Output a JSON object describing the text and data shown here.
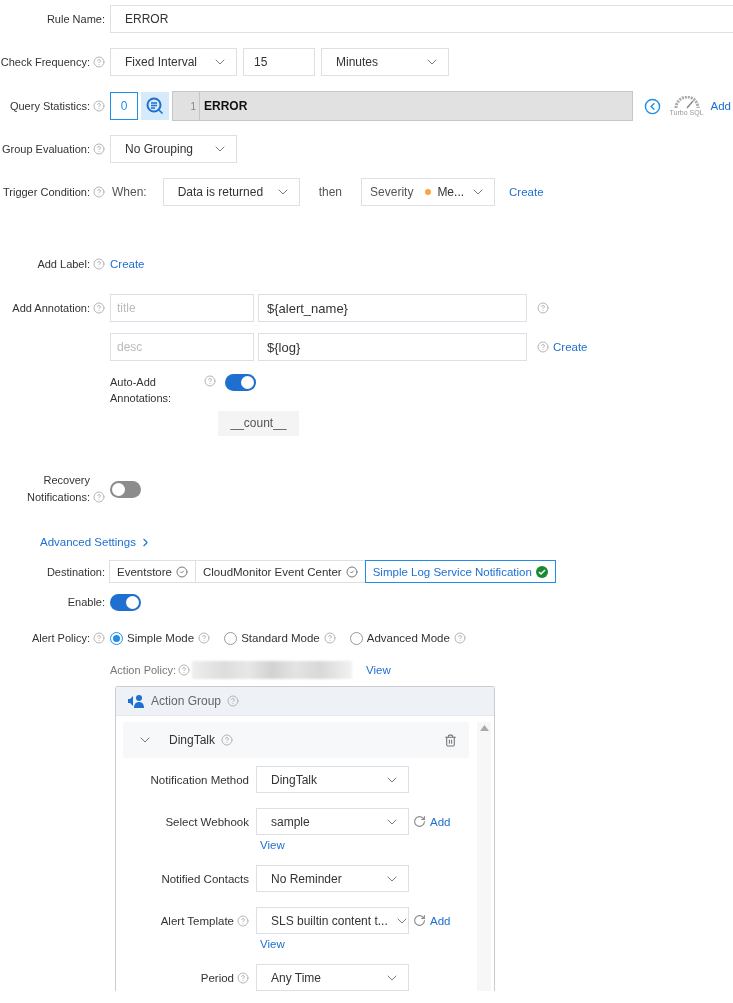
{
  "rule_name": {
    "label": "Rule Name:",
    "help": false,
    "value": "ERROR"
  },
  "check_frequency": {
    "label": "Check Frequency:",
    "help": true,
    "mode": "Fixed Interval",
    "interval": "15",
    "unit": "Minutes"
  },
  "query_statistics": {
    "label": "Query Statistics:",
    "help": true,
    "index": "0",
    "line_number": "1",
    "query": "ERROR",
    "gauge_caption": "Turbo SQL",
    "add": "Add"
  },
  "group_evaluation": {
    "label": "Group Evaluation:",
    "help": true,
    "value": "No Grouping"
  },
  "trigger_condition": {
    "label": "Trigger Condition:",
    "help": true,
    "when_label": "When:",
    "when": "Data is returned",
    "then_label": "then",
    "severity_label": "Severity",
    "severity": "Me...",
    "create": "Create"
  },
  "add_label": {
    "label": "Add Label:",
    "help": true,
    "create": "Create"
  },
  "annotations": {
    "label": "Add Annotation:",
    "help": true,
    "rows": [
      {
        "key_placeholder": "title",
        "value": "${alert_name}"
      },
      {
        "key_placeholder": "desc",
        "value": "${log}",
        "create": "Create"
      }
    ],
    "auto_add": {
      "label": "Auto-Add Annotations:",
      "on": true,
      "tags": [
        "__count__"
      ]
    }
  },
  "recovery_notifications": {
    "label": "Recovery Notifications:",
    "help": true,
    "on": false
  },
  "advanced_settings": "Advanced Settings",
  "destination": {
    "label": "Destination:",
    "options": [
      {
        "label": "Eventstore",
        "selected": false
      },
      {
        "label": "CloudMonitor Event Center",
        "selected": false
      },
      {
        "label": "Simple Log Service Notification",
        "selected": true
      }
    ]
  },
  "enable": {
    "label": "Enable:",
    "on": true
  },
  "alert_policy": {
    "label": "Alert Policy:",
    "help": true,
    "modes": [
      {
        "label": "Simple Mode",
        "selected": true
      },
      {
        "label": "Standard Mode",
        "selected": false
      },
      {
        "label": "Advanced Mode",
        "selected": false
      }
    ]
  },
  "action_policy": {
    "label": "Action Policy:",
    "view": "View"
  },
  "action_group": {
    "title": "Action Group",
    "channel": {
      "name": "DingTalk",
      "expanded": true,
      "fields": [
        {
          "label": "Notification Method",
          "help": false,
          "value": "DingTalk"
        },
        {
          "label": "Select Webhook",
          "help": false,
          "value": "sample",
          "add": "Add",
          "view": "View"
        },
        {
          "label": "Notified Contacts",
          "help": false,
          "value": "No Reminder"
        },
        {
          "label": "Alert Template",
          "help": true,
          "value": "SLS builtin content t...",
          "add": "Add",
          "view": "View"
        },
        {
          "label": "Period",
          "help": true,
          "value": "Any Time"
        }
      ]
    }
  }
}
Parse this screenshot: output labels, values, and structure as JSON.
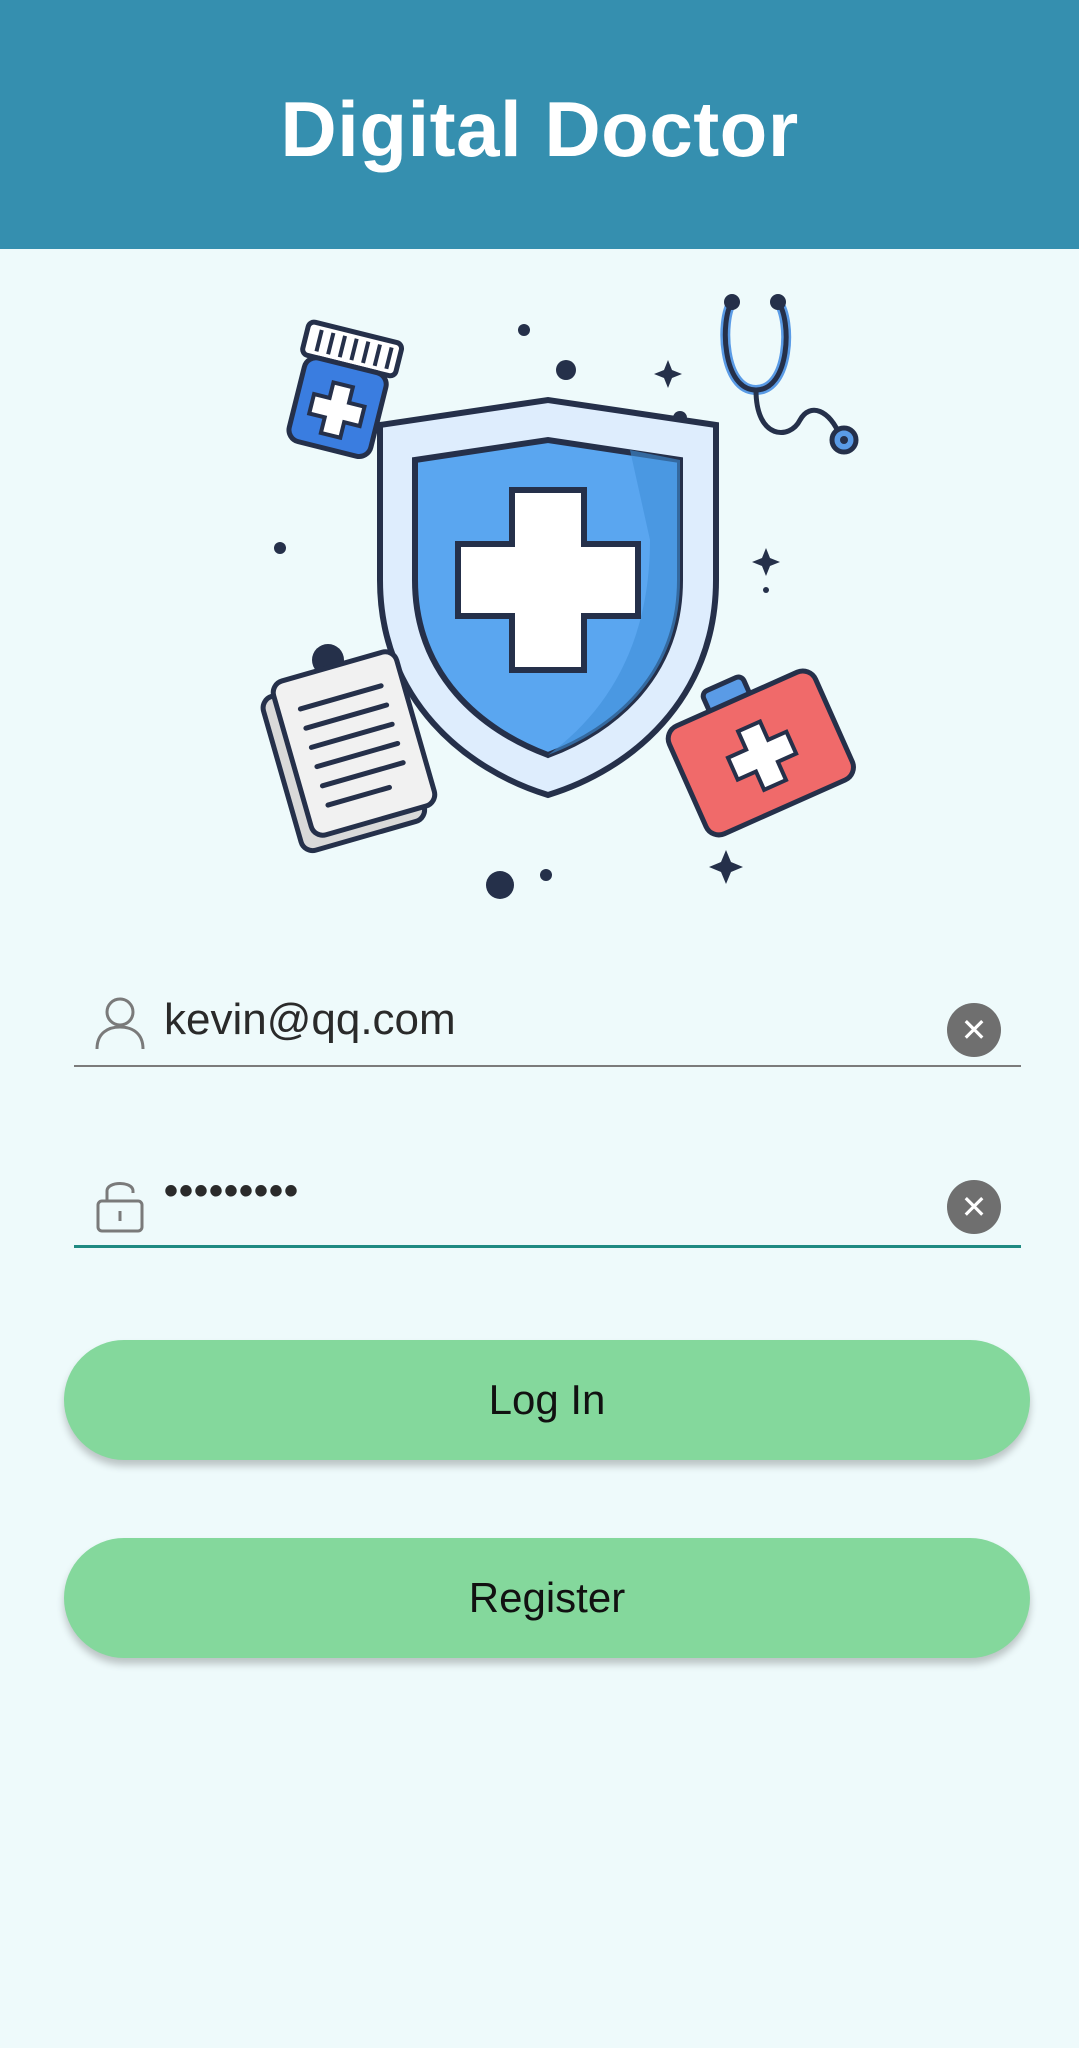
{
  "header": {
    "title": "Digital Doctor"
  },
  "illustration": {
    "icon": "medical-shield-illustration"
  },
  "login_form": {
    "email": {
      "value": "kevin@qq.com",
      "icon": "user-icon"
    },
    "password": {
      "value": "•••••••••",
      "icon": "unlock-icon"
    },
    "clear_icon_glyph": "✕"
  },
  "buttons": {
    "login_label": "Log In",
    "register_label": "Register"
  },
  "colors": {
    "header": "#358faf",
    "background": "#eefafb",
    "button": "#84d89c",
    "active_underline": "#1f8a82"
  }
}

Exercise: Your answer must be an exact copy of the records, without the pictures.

Task result:
Output a JSON object describing the text and data shown here.
{
  "rule_name": {
    "label": "Rule Name:",
    "help": false,
    "value": "ERROR"
  },
  "check_frequency": {
    "label": "Check Frequency:",
    "help": true,
    "mode": "Fixed Interval",
    "interval": "15",
    "unit": "Minutes"
  },
  "query_statistics": {
    "label": "Query Statistics:",
    "help": true,
    "index": "0",
    "line_number": "1",
    "query": "ERROR",
    "gauge_caption": "Turbo SQL",
    "add": "Add"
  },
  "group_evaluation": {
    "label": "Group Evaluation:",
    "help": true,
    "value": "No Grouping"
  },
  "trigger_condition": {
    "label": "Trigger Condition:",
    "help": true,
    "when_label": "When:",
    "when": "Data is returned",
    "then_label": "then",
    "severity_label": "Severity",
    "severity": "Me...",
    "create": "Create"
  },
  "add_label": {
    "label": "Add Label:",
    "help": true,
    "create": "Create"
  },
  "annotations": {
    "label": "Add Annotation:",
    "help": true,
    "rows": [
      {
        "key_placeholder": "title",
        "value": "${alert_name}"
      },
      {
        "key_placeholder": "desc",
        "value": "${log}",
        "create": "Create"
      }
    ],
    "auto_add": {
      "label": "Auto-Add Annotations:",
      "on": true,
      "tags": [
        "__count__"
      ]
    }
  },
  "recovery_notifications": {
    "label": "Recovery Notifications:",
    "help": true,
    "on": false
  },
  "advanced_settings": "Advanced Settings",
  "destination": {
    "label": "Destination:",
    "options": [
      {
        "label": "Eventstore",
        "selected": false
      },
      {
        "label": "CloudMonitor Event Center",
        "selected": false
      },
      {
        "label": "Simple Log Service Notification",
        "selected": true
      }
    ]
  },
  "enable": {
    "label": "Enable:",
    "on": true
  },
  "alert_policy": {
    "label": "Alert Policy:",
    "help": true,
    "modes": [
      {
        "label": "Simple Mode",
        "selected": true
      },
      {
        "label": "Standard Mode",
        "selected": false
      },
      {
        "label": "Advanced Mode",
        "selected": false
      }
    ]
  },
  "action_policy": {
    "label": "Action Policy:",
    "view": "View"
  },
  "action_group": {
    "title": "Action Group",
    "channel": {
      "name": "DingTalk",
      "expanded": true,
      "fields": [
        {
          "label": "Notification Method",
          "help": false,
          "value": "DingTalk"
        },
        {
          "label": "Select Webhook",
          "help": false,
          "value": "sample",
          "add": "Add",
          "view": "View"
        },
        {
          "label": "Notified Contacts",
          "help": false,
          "value": "No Reminder"
        },
        {
          "label": "Alert Template",
          "help": true,
          "value": "SLS builtin content t...",
          "add": "Add",
          "view": "View"
        },
        {
          "label": "Period",
          "help": true,
          "value": "Any Time"
        }
      ]
    }
  }
}
Parse this screenshot: output labels, values, and structure as JSON.
{
  "header": {
    "title": "Digital Doctor"
  },
  "illustration": {
    "icon": "medical-shield-illustration"
  },
  "login_form": {
    "email": {
      "value": "kevin@qq.com",
      "icon": "user-icon"
    },
    "password": {
      "value": "•••••••••",
      "icon": "unlock-icon"
    },
    "clear_icon_glyph": "✕"
  },
  "buttons": {
    "login_label": "Log In",
    "register_label": "Register"
  },
  "colors": {
    "header": "#358faf",
    "background": "#eefafb",
    "button": "#84d89c",
    "active_underline": "#1f8a82"
  }
}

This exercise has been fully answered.